  22. Hi Bill! You do have quite a nice selection of flatware to choose from!! I have only recently discovered the joys of silverplate and I would agree with you. I fell in love with a monogrammed child's fork in the "Vintage" pattern by Rogers Bros. and the hunt began! I didn't know Wright's made a foam. I've been using the cream for years. A very informative post! Thanks!...Debbie

  23. (Mouth hanging open) I know very unlady like!!
    I agree with you about silver plate. Also I will look for the foam!

  24. Hi Bill:

    I was just wandering around your blog and realized that I had never seen this post. It's so cool to see all of your sets of silver. I agree that I don't think you have a problem (says the lady with so many sets of china she can't count them). It's something that you enjoy and makes you happy. There are a lot worse things we could be doing!

    I have 3 sets of sterling (one my mother-in-laws, another one from my husband's family's side, and a small but beautiful set that was my grandmother's). I guess I have 2 sets of plated from my mom's side, neither very big sets. And lots of unique groupings: a set of strawberry forks, ice cream spoons, an unbelieveable fish set (hmm need to get that into a post), a pearl handled set; and a ton of serving pieces (both inherited and collected).

    I know you usually set a formal table, more in keeping with the silver and silver plate. I do that as well, but tend to set more informal tables and therefore have many sets of stainless.

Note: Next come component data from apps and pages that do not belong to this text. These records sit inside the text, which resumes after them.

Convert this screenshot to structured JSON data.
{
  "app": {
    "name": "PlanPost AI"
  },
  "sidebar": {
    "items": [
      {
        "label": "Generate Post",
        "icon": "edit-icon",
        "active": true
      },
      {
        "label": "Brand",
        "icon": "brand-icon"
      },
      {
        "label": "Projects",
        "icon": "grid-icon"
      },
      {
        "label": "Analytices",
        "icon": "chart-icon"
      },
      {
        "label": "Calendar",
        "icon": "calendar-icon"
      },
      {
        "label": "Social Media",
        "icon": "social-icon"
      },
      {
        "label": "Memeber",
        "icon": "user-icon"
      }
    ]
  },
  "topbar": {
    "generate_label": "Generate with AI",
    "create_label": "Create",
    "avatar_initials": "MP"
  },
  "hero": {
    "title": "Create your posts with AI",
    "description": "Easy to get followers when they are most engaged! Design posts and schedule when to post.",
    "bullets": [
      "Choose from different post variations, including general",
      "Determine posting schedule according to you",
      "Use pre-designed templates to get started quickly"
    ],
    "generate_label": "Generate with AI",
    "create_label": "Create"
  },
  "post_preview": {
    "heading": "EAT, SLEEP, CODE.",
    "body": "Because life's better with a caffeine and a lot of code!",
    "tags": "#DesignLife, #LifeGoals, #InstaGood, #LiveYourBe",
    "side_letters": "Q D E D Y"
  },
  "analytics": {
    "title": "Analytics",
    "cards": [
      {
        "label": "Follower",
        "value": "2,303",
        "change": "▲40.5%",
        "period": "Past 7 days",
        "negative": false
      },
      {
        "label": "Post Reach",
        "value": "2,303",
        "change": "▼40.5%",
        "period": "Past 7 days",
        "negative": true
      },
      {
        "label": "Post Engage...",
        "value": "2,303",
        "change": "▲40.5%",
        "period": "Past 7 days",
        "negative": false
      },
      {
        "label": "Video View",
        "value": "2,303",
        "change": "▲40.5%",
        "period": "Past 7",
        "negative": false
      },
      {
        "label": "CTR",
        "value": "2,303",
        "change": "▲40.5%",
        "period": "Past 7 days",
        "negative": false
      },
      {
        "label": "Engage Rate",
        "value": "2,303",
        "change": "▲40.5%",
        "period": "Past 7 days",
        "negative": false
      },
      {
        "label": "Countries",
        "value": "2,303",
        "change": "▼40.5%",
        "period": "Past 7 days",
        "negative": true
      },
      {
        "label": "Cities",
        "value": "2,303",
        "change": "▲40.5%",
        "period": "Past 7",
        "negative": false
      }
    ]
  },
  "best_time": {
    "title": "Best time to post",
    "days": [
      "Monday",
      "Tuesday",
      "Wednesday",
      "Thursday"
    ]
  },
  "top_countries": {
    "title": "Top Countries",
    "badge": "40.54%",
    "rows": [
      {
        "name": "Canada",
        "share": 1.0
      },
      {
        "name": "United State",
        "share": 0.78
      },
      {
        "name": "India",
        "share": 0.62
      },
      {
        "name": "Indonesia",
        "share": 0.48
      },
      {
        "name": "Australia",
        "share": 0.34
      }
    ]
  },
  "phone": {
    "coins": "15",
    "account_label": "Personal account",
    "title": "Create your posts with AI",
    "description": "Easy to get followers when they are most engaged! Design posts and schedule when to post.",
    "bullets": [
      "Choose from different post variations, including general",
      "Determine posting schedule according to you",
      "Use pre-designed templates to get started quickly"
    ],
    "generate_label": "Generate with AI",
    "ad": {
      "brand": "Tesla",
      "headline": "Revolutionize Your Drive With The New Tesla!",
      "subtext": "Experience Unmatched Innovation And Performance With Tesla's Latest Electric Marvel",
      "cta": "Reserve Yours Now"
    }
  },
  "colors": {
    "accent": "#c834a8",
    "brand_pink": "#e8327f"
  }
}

    Great to chat about our collections! Can't believe I missed this post.

    - The Tablescaper

  25. I LOVE it that you have such an extensive collection of flatware! It's not a least not in a bad way! :-) I, too, share a love for it (and dishware, and stemware, and...!)and have everything from posh to playful. My favorites are probably the Royal Danish sterling my mother recently gave me, the "Danish Princess" silverplate she also gave me, and my Hampton Silversmiths "San Remo" stainless. In summer, I like to use lots of fun, kitschy stuff. I do like your idea of stacking all the storage chests on shelves. Those must be some sturdy shelves!!!